** RECORDS PROVIDED follows **

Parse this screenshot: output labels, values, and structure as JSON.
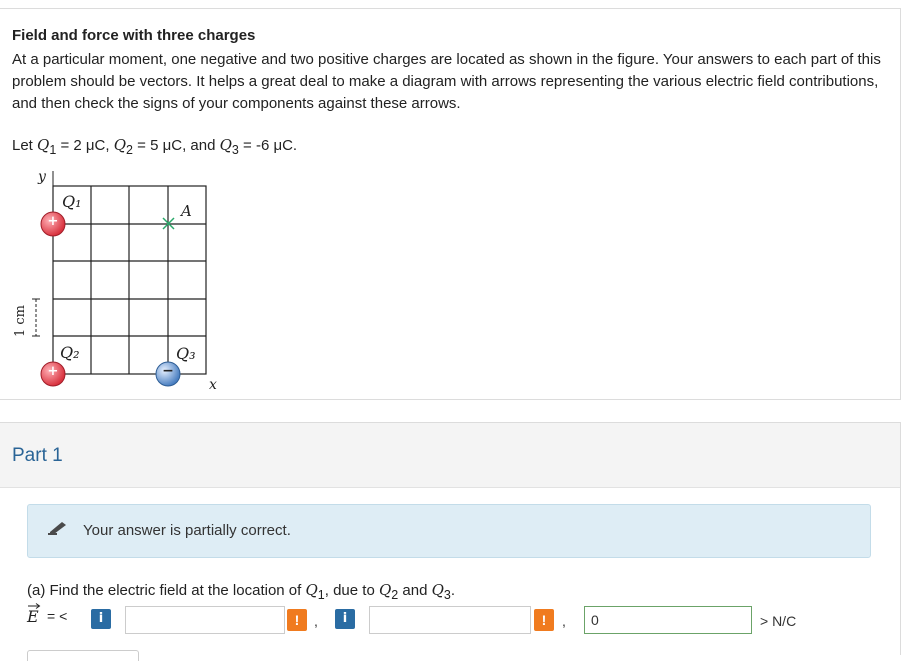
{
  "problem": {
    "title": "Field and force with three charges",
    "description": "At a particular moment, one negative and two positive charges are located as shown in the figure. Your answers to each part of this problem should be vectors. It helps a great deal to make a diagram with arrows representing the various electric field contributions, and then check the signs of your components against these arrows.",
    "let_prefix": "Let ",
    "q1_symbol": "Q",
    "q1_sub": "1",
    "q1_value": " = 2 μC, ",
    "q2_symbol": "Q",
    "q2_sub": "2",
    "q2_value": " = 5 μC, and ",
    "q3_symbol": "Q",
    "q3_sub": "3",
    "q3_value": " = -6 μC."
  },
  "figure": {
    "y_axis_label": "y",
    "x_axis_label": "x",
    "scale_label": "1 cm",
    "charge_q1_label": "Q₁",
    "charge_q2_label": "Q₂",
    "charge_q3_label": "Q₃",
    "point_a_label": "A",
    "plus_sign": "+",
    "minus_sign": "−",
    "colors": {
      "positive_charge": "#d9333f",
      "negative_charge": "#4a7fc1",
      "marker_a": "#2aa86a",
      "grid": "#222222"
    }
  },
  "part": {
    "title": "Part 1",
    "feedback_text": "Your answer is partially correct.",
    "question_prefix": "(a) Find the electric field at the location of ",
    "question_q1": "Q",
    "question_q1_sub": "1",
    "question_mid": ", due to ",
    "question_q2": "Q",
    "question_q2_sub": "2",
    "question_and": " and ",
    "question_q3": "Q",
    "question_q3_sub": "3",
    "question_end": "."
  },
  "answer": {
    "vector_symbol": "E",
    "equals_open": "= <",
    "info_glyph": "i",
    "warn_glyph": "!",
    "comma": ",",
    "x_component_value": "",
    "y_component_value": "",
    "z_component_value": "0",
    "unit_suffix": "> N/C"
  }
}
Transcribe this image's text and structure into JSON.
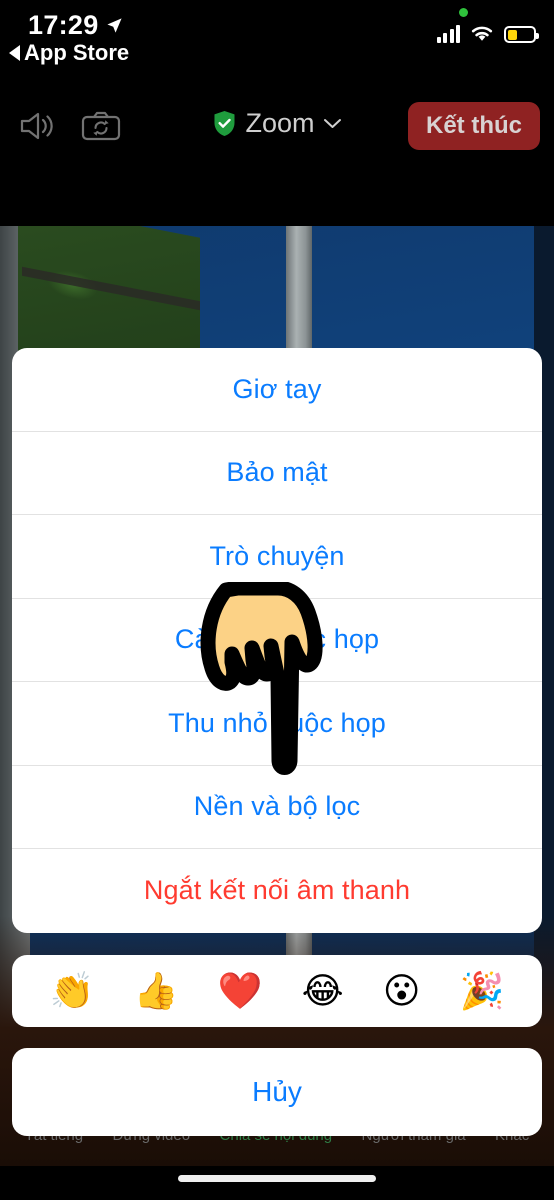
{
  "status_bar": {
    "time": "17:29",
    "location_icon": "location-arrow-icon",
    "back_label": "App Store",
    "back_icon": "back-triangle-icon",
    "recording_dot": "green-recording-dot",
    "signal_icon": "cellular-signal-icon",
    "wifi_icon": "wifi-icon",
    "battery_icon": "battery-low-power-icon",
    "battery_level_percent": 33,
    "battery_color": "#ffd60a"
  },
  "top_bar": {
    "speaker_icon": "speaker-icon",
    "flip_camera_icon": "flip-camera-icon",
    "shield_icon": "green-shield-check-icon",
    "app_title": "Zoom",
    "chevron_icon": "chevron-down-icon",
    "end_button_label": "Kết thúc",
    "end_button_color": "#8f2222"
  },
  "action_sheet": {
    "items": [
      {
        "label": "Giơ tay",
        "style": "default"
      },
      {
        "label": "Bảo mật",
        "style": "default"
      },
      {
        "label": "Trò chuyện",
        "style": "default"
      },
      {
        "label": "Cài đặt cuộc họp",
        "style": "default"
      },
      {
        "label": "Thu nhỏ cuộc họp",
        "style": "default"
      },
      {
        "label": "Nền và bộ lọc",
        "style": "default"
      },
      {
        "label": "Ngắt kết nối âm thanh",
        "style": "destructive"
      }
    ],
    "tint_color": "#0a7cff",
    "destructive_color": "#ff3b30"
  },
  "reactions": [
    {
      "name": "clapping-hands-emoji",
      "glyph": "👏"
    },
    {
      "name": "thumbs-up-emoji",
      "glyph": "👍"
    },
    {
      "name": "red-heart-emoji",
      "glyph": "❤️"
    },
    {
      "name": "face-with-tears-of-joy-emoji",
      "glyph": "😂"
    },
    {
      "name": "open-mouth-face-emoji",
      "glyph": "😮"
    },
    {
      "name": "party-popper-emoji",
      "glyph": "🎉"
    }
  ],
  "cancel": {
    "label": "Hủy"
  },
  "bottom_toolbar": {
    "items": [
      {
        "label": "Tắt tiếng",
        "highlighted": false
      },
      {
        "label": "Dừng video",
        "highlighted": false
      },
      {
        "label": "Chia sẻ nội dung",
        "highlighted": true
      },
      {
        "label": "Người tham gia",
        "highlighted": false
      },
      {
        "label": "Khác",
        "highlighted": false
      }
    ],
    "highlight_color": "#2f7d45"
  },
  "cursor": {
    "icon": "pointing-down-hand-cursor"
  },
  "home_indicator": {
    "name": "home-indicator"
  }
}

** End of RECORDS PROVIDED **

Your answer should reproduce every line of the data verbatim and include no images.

§ **RESPONSE BELOW**:
Parse this screenshot: output labels, values, and structure as JSON.
{
  "problem": {
    "title": "Field and force with three charges",
    "description": "At a particular moment, one negative and two positive charges are located as shown in the figure. Your answers to each part of this problem should be vectors. It helps a great deal to make a diagram with arrows representing the various electric field contributions, and then check the signs of your components against these arrows.",
    "let_prefix": "Let ",
    "q1_symbol": "Q",
    "q1_sub": "1",
    "q1_value": " = 2 μC, ",
    "q2_symbol": "Q",
    "q2_sub": "2",
    "q2_value": " = 5 μC, and ",
    "q3_symbol": "Q",
    "q3_sub": "3",
    "q3_value": " = -6 μC."
  },
  "figure": {
    "y_axis_label": "y",
    "x_axis_label": "x",
    "scale_label": "1 cm",
    "charge_q1_label": "Q₁",
    "charge_q2_label": "Q₂",
    "charge_q3_label": "Q₃",
    "point_a_label": "A",
    "plus_sign": "+",
    "minus_sign": "−",
    "colors": {
      "positive_charge": "#d9333f",
      "negative_charge": "#4a7fc1",
      "marker_a": "#2aa86a",
      "grid": "#222222"
    }
  },
  "part": {
    "title": "Part 1",
    "feedback_text": "Your answer is partially correct.",
    "question_prefix": "(a) Find the electric field at the location of ",
    "question_q1": "Q",
    "question_q1_sub": "1",
    "question_mid": ", due to ",
    "question_q2": "Q",
    "question_q2_sub": "2",
    "question_and": " and ",
    "question_q3": "Q",
    "question_q3_sub": "3",
    "question_end": "."
  },
  "answer": {
    "vector_symbol": "E",
    "equals_open": "= <",
    "info_glyph": "i",
    "warn_glyph": "!",
    "comma": ",",
    "x_component_value": "",
    "y_component_value": "",
    "z_component_value": "0",
    "unit_suffix": "> N/C"
  }
}
Transcribe this image's text and structure into JSON.
{
  "status_bar": {
    "time": "17:29",
    "location_icon": "location-arrow-icon",
    "back_label": "App Store",
    "back_icon": "back-triangle-icon",
    "recording_dot": "green-recording-dot",
    "signal_icon": "cellular-signal-icon",
    "wifi_icon": "wifi-icon",
    "battery_icon": "battery-low-power-icon",
    "battery_level_percent": 33,
    "battery_color": "#ffd60a"
  },
  "top_bar": {
    "speaker_icon": "speaker-icon",
    "flip_camera_icon": "flip-camera-icon",
    "shield_icon": "green-shield-check-icon",
    "app_title": "Zoom",
    "chevron_icon": "chevron-down-icon",
    "end_button_label": "Kết thúc",
    "end_button_color": "#8f2222"
  },
  "action_sheet": {
    "items": [
      {
        "label": "Giơ tay",
        "style": "default"
      },
      {
        "label": "Bảo mật",
        "style": "default"
      },
      {
        "label": "Trò chuyện",
        "style": "default"
      },
      {
        "label": "Cài đặt cuộc họp",
        "style": "default"
      },
      {
        "label": "Thu nhỏ cuộc họp",
        "style": "default"
      },
      {
        "label": "Nền và bộ lọc",
        "style": "default"
      },
      {
        "label": "Ngắt kết nối âm thanh",
        "style": "destructive"
      }
    ],
    "tint_color": "#0a7cff",
    "destructive_color": "#ff3b30"
  },
  "reactions": [
    {
      "name": "clapping-hands-emoji",
      "glyph": "👏"
    },
    {
      "name": "thumbs-up-emoji",
      "glyph": "👍"
    },
    {
      "name": "red-heart-emoji",
      "glyph": "❤️"
    },
    {
      "name": "face-with-tears-of-joy-emoji",
      "glyph": "😂"
    },
    {
      "name": "open-mouth-face-emoji",
      "glyph": "😮"
    },
    {
      "name": "party-popper-emoji",
      "glyph": "🎉"
    }
  ],
  "cancel": {
    "label": "Hủy"
  },
  "bottom_toolbar": {
    "items": [
      {
        "label": "Tắt tiếng",
        "highlighted": false
      },
      {
        "label": "Dừng video",
        "highlighted": false
      },
      {
        "label": "Chia sẻ nội dung",
        "highlighted": true
      },
      {
        "label": "Người tham gia",
        "highlighted": false
      },
      {
        "label": "Khác",
        "highlighted": false
      }
    ],
    "highlight_color": "#2f7d45"
  },
  "cursor": {
    "icon": "pointing-down-hand-cursor"
  },
  "home_indicator": {
    "name": "home-indicator"
  }
}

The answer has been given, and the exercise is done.